* WORK REQUIRED *
Within the records that follow, find every line containing the string "first". Copy those lines.

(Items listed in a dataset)
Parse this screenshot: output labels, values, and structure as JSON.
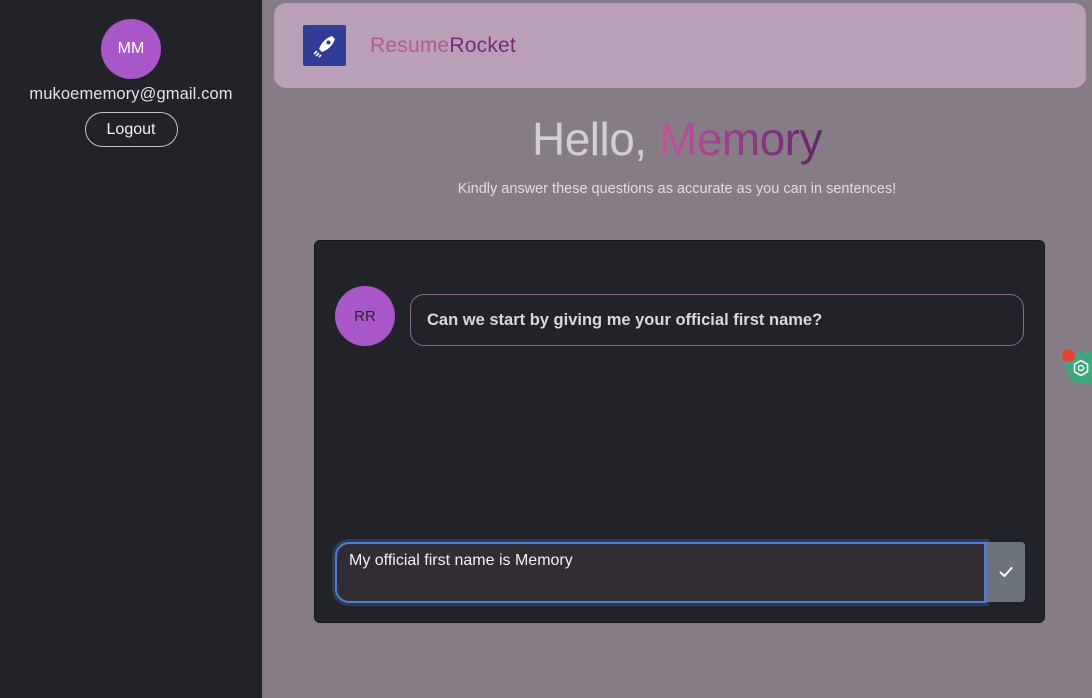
{
  "sidebar": {
    "avatar_initials": "MM",
    "email": "mukoememory@gmail.com",
    "logout_label": "Logout"
  },
  "header": {
    "brand_part1": "Resume",
    "brand_part2": "Rocket"
  },
  "greeting": {
    "hello": "Hello, ",
    "name": "Memory"
  },
  "subtitle": "Kindly answer these questions as accurate as you can in sentences!",
  "chat": {
    "bot_initials": "RR",
    "bot_question": "Can we start by giving me your official first name?",
    "answer_value": "My official first name is Memory"
  },
  "colors": {
    "accent": "#a957c8",
    "sidebar_bg": "#212329",
    "header_bg": "#b9a0b6",
    "focus_border": "#4e7fd8"
  },
  "icons": {
    "logo": "rocket-icon",
    "submit": "check-icon",
    "extension": "hexagon-icon"
  }
}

* WRITTEN RESPONSE *
    "bot_question": "Can we start by giving me your official first name?",
    "answer_value": "My official first name is Memory"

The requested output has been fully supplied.